Look through the records that follow. Copy every line containing the word "Request".

(Data entries)

↓

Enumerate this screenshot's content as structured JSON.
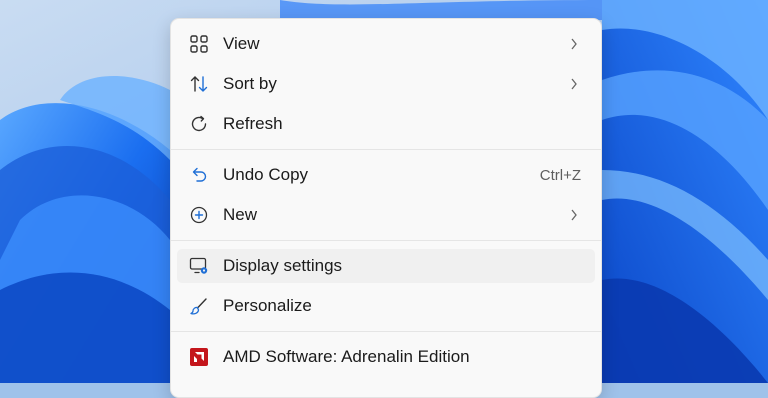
{
  "context_menu": {
    "items": [
      {
        "label": "View",
        "icon": "grid-icon",
        "submenu": true
      },
      {
        "label": "Sort by",
        "icon": "sort-arrows-icon",
        "submenu": true
      },
      {
        "label": "Refresh",
        "icon": "refresh-icon",
        "submenu": false
      },
      {
        "label": "Undo Copy",
        "icon": "undo-icon",
        "shortcut": "Ctrl+Z"
      },
      {
        "label": "New",
        "icon": "plus-circle-icon",
        "submenu": true
      },
      {
        "label": "Display settings",
        "icon": "display-settings-icon",
        "hovered": true
      },
      {
        "label": "Personalize",
        "icon": "brush-icon"
      },
      {
        "label": "AMD Software: Adrenalin Edition",
        "icon": "amd-logo-icon"
      }
    ]
  },
  "colors": {
    "menu_bg": "#f9f9f9",
    "hover_bg": "#f0f0f0",
    "accent_blue": "#1f6fd6",
    "amd_red": "#c4161c"
  }
}
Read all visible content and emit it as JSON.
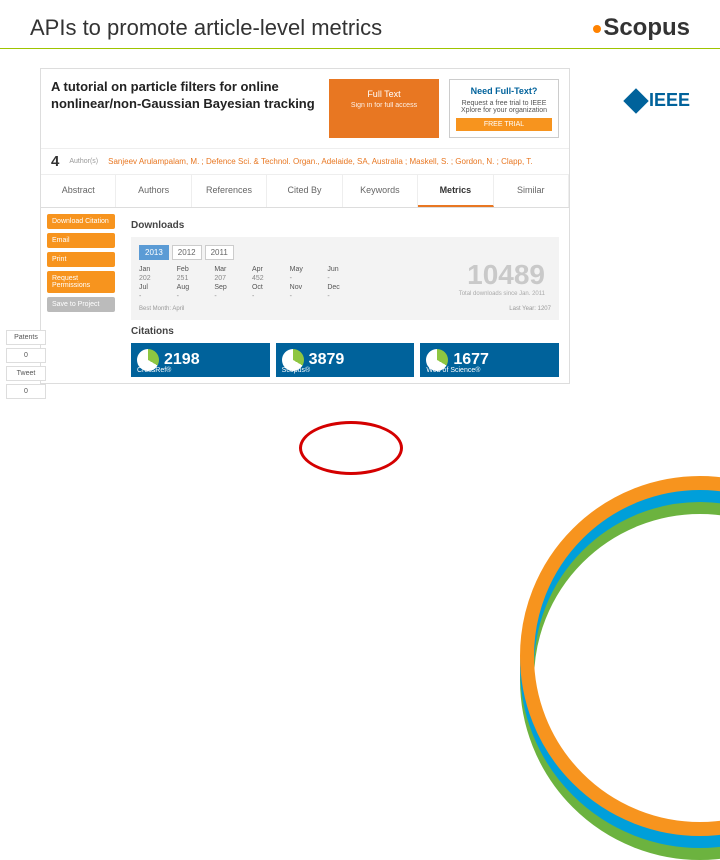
{
  "slide": {
    "title": "APIs to promote article-level metrics",
    "brand": "Scopus",
    "ieee": "IEEE"
  },
  "article": {
    "title": "A tutorial on particle filters for online nonlinear/non-Gaussian Bayesian tracking",
    "fulltext_btn": "Full Text",
    "fulltext_sub": "Sign in for full access",
    "need_title": "Need Full-Text?",
    "need_sub": "Request a free trial to IEEE Xplore for your organization",
    "need_btn": "FREE TRIAL",
    "author_count": "4",
    "author_label": "Author(s)",
    "authors": "Sanjeev Arulampalam, M. ; Defence Sci. & Technol. Organ., Adelaide, SA, Australia ; Maskell, S. ; Gordon, N. ; Clapp, T."
  },
  "tabs": [
    "Abstract",
    "Authors",
    "References",
    "Cited By",
    "Keywords",
    "Metrics",
    "Similar"
  ],
  "side": [
    "Download Citation",
    "Email",
    "Print",
    "Request Permissions",
    "Save to Project"
  ],
  "downloads": {
    "title": "Downloads",
    "years": [
      "2013",
      "2012",
      "2011"
    ],
    "months": [
      "Jan",
      "Feb",
      "Mar",
      "Apr",
      "May",
      "Jun",
      "Jul",
      "Aug",
      "Sep",
      "Oct",
      "Nov",
      "Dec"
    ],
    "values": [
      "202",
      "251",
      "207",
      "452",
      "-",
      "-",
      "-",
      "-",
      "-",
      "-",
      "-",
      "-"
    ],
    "big": "10489",
    "big_sub": "Total downloads since Jan. 2011",
    "note_left": "Best Month: April",
    "note_right": "Last Year: 1207"
  },
  "citations": {
    "title": "Citations",
    "items": [
      {
        "num": "2198",
        "src": "CrossRef®"
      },
      {
        "num": "3879",
        "src": "Scopus®"
      },
      {
        "num": "1677",
        "src": "Web of Science®"
      }
    ]
  },
  "widgets": {
    "patents": "Patents",
    "count0": "0",
    "tweet": "Tweet",
    "count1": "0"
  }
}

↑

Reply:
    "need_sub": "Request a free trial to IEEE Xplore for your organization",
    "Request Permissions",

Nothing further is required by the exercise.